Kay Anderson, the owner of the Yale Park Apartments shut down by the city Thursday, sees himself differently: He’s a do-gooder, a man giving back to God and his community by sheltering hundreds of refugees from Myanmar in apartments they can afford.
Anderson is a man of contradictions: the owner of a “big house that we don’t live in,” who, with his wife Janae, has opted to live on-site at the north Omaha apartment complex that he says he rescued from demolition after years of trouble.
A 2015 lawsuit involving Anderson listed an Orem, Utah, address with a house currently valued at $615,000. Another address for AB Realty listed in Douglas County tax records is an Elkhorn home in the Skyline Ranches development valued at $712,000. The current owner listed is Caleb Anderson.

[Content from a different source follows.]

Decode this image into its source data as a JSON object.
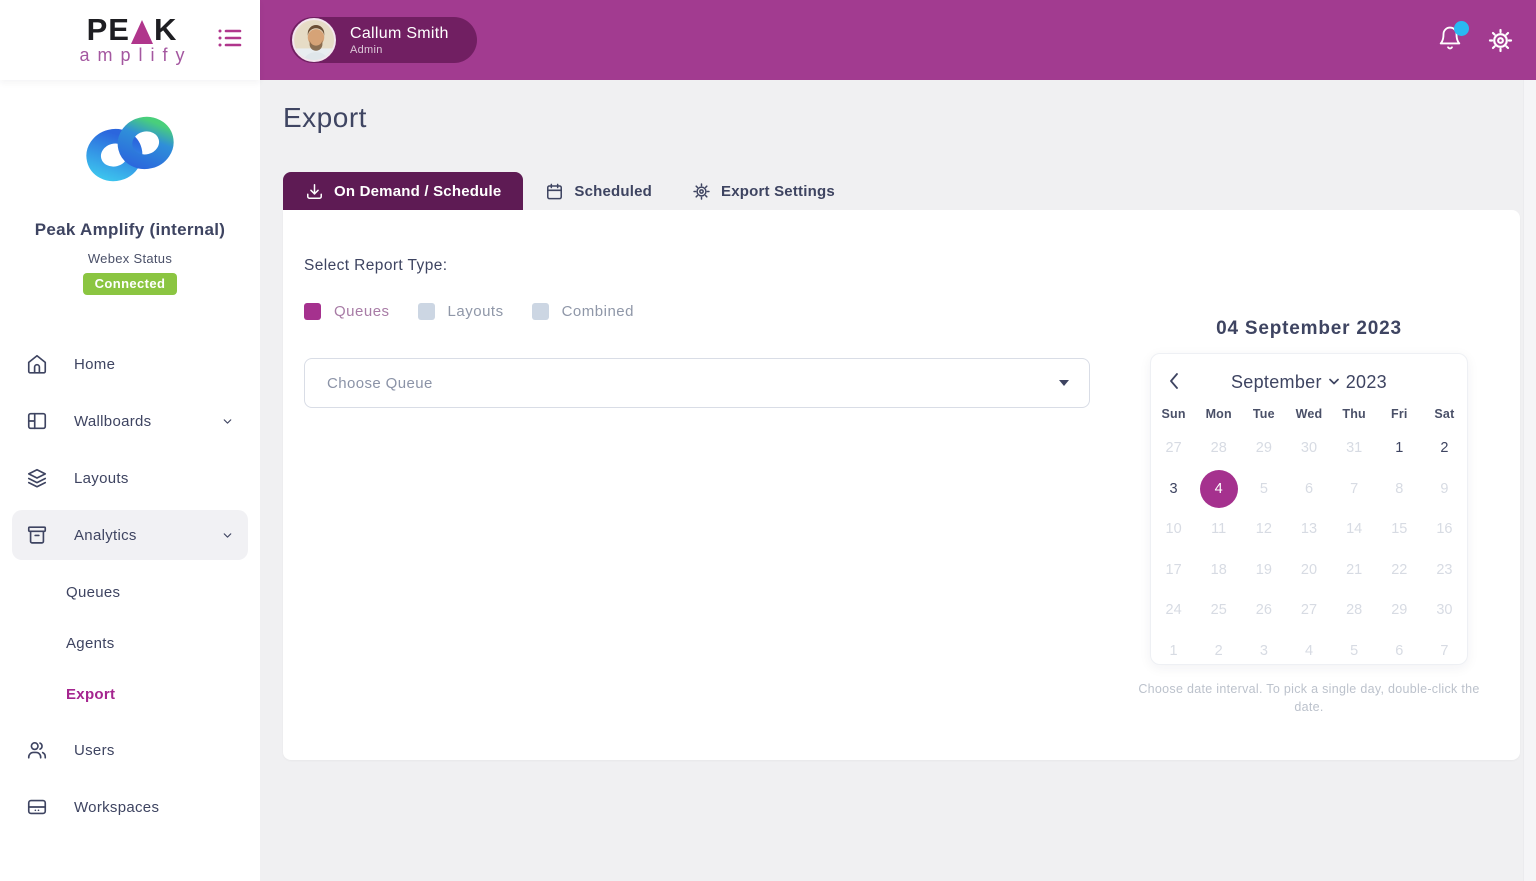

At the apartment complex near 34th Avenue and Lake Street, Kay Anderson conceded that there were problems with bugs, leaking roofs and broken air conditioning.
“Go home and Google the refugee camps in Thailand,” he said, referring to where many Myanmar refugees fleeing persecution live before being resettled in the United States. “They all have thatched roofs and dirt streets and, you know, the bugs have always been a part of their lives, the roof leaks have always been part of their lives, which is probably why they haven’t complained.”

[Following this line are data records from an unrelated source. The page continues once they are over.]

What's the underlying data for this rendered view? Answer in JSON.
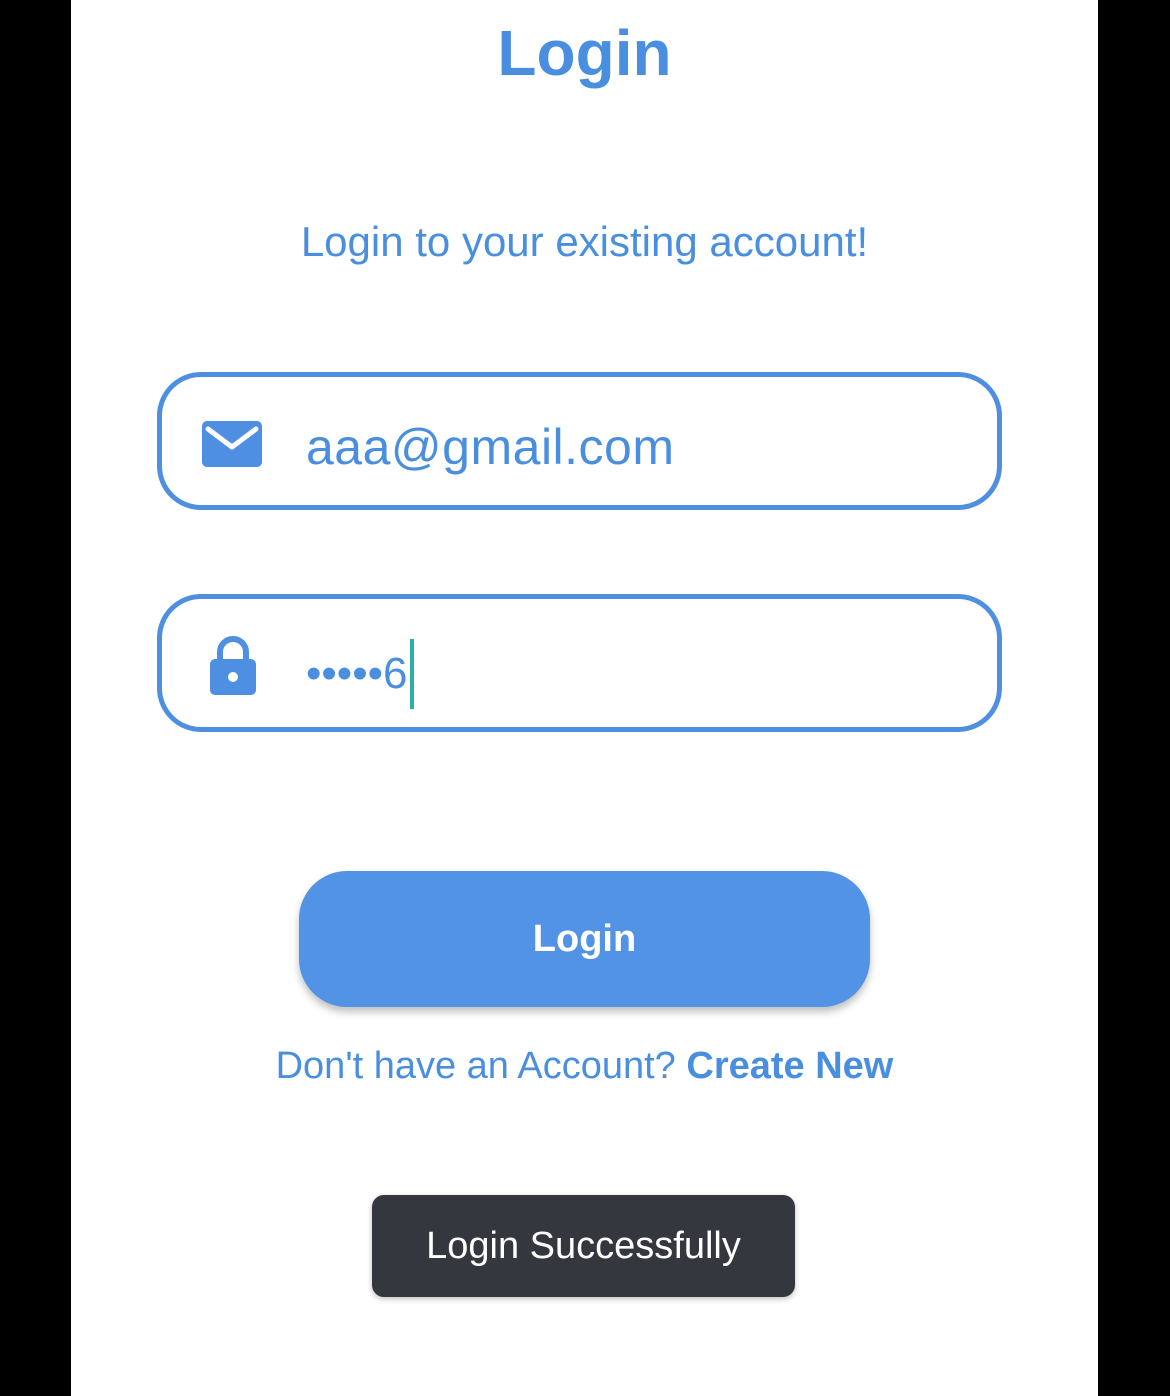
{
  "header": {
    "title": "Login",
    "subtitle": "Login to your existing account!"
  },
  "form": {
    "email": {
      "value": "aaa@gmail.com",
      "icon": "mail-icon"
    },
    "password": {
      "masked_value": "•••••6",
      "icon": "lock-icon"
    },
    "login_label": "Login"
  },
  "signup": {
    "prompt": "Don't have an Account?",
    "link_label": "Create New"
  },
  "toast": {
    "message": "Login Successfully"
  },
  "colors": {
    "accent": "#4a8fdf",
    "button": "#5393e6",
    "toast_bg": "#35373e",
    "caret": "#2bb0a8"
  }
}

But he also painted himself as the victim of a witch hunt led by advocacy groups who he says duped his tenants into signing housing complaints that ultimately spurred the city to swoop in and order 100 units to be vacated.
Anderson said he made his living in real estate, owning properties in such cities as Los Angeles and St. Louis. He sold off his real estate portfolio before the housing crash in 2008 and intended to retire.
Then, doing business as AB Realty LLC, he bought the 13-building complex, formerly known as the Tommie Rose Gardens Apartments, from the U.S. Department of Housing and Urban Development for $500,000 in 2007.
“You probably saw it on the news almost every night,” he said. “When I bought it I fixed literally hundreds of bullet holes in doors, walls, everywhere. We came in here and we rescued 100 units of low-income housing with not one dime of taxpayer money.”
He said he’s carrying a loss of $2 million on the property. He charges residents upwards of $500 per unit, per month, which he called a “sub-market” rate, especially considering that he has 100 percent occupancy and a waiting list.
Hannah Wyble of Restoring Dignity, one of the refugee advocacy groups Anderson said has targeted him, said he’s taking advantage of refugees. She said he intimidates his tenants, deterring them from complaining about the deteriorating state of their apartments.
Anderson was sued in 2015 after a boy who lived in one of the Yale Park Apartments was badly burned in a gas explosion while Anderson was trying to repair an HVAC unit himself, according to the lawsuit.
Anderson settled with the family for $407,000 in April, court documents show.
The landlord said he loves his tenants. “I live here with them, I love them. I go to their birthday parties, I go to their weddings.”